(Exercise):
Go through the material underneath and show every line where the string "index" occurs.

Data excerpts Start Marker

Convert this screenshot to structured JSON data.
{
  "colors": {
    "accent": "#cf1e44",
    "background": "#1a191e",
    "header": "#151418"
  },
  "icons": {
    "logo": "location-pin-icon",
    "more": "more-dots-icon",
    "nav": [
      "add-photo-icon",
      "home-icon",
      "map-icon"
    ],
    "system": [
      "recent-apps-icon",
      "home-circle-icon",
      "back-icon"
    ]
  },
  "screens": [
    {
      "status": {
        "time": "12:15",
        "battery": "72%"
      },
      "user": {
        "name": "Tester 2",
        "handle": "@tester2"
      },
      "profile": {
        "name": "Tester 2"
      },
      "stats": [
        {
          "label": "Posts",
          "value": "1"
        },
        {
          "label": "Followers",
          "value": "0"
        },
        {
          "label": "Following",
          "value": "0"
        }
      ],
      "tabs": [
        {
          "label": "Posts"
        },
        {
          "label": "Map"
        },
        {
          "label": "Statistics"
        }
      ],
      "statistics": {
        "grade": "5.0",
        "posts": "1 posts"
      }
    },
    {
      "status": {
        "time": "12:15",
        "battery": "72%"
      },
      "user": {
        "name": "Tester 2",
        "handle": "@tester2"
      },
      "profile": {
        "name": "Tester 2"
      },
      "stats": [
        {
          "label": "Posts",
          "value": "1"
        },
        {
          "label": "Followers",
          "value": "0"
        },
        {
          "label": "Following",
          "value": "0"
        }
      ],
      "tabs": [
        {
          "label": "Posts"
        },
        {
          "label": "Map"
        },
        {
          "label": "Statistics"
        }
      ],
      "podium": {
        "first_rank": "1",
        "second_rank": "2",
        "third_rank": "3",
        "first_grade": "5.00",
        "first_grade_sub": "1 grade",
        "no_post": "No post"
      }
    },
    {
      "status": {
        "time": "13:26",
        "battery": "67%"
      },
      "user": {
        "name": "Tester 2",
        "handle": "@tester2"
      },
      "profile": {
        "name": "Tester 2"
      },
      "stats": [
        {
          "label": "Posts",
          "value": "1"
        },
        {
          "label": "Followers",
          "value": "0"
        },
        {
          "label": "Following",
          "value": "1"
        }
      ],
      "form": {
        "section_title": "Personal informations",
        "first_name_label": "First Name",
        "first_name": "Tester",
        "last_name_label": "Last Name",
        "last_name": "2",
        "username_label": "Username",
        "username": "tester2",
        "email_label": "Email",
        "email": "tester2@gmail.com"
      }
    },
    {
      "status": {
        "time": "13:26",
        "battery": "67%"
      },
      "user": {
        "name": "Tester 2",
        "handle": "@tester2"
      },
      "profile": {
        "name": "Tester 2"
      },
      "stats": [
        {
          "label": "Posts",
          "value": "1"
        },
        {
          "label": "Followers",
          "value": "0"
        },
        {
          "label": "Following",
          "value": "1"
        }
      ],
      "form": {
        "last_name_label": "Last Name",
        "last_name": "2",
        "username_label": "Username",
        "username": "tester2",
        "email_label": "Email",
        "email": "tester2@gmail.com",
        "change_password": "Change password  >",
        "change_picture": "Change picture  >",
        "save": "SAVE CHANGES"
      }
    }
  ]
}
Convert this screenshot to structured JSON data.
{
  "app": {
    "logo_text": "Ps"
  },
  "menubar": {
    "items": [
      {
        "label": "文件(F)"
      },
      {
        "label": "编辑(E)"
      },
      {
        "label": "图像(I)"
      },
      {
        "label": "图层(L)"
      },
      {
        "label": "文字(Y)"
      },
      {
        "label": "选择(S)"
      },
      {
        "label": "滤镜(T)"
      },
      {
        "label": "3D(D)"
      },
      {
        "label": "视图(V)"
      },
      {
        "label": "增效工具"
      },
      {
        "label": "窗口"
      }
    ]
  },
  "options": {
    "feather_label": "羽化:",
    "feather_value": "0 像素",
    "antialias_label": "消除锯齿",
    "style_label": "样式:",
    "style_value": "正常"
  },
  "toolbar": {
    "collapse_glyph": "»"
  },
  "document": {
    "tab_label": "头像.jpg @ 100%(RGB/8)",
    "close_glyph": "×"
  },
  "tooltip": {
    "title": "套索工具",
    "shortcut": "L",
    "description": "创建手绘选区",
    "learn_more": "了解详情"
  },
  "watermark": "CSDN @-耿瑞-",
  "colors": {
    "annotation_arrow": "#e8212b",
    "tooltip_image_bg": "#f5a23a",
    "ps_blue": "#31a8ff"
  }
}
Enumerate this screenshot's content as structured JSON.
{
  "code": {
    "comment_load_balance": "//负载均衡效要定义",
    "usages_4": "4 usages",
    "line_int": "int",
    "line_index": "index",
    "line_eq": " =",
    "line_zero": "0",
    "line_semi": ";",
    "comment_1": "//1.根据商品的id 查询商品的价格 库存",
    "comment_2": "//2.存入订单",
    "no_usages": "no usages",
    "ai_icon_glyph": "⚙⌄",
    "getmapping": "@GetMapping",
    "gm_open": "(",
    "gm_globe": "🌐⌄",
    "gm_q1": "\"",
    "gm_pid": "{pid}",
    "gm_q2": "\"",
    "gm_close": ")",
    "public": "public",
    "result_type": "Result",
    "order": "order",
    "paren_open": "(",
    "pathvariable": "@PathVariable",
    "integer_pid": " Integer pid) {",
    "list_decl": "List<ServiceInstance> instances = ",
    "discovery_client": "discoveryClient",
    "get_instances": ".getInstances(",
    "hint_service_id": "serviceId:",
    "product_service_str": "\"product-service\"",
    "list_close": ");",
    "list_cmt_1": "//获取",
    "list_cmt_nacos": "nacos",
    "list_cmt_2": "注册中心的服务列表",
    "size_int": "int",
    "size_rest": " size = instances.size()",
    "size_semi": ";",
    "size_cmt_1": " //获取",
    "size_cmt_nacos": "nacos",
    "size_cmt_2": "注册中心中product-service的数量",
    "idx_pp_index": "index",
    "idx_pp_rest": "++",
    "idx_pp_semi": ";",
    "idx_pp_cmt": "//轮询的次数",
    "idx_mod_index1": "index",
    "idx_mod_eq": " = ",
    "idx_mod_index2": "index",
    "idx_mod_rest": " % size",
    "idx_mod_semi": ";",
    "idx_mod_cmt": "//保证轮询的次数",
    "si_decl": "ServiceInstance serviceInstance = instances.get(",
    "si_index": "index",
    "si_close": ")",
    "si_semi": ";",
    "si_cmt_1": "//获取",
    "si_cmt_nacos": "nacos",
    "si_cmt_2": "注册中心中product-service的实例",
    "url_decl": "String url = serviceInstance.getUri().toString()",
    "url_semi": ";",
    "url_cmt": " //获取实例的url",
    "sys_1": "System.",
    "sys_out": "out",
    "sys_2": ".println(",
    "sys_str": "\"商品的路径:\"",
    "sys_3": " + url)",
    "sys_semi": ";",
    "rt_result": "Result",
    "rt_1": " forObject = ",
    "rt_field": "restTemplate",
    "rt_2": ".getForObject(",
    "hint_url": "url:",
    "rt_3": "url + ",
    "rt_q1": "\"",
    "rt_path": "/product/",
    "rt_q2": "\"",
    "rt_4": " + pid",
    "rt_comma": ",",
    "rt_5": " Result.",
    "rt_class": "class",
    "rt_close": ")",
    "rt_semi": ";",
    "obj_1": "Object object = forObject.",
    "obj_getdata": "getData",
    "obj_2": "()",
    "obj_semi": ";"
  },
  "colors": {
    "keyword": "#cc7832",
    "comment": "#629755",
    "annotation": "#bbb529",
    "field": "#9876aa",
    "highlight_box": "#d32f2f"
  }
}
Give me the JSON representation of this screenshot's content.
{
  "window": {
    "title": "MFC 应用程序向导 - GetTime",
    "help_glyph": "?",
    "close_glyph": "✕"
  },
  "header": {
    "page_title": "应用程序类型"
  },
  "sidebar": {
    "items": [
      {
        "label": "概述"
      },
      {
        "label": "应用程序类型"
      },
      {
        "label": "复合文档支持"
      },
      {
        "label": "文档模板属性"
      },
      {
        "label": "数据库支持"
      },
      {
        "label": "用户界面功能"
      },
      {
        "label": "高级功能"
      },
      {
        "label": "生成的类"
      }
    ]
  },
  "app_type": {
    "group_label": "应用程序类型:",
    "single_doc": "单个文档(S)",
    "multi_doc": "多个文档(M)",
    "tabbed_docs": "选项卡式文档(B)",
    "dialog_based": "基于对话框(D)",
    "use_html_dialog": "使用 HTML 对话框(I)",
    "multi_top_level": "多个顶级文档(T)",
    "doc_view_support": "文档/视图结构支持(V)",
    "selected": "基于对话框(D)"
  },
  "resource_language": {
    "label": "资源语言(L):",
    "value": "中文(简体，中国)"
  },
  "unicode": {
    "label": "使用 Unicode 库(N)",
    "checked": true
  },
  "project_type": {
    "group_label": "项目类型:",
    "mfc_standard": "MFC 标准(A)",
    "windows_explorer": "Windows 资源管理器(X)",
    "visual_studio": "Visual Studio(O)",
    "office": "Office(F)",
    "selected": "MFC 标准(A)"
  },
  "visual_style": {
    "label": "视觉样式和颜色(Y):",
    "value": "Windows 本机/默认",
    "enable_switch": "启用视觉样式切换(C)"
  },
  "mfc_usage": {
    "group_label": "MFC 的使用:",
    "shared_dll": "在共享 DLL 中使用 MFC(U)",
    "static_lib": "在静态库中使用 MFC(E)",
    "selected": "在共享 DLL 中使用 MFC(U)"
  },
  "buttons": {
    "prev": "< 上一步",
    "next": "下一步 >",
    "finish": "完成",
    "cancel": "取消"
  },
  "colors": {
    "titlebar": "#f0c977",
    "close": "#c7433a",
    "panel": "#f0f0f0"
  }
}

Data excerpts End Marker

(Output):
    "line_index": "index",
    "idx_pp_index": "index",
    "idx_mod_index1": "index",
    "idx_mod_index2": "index",
    "si_index": "index",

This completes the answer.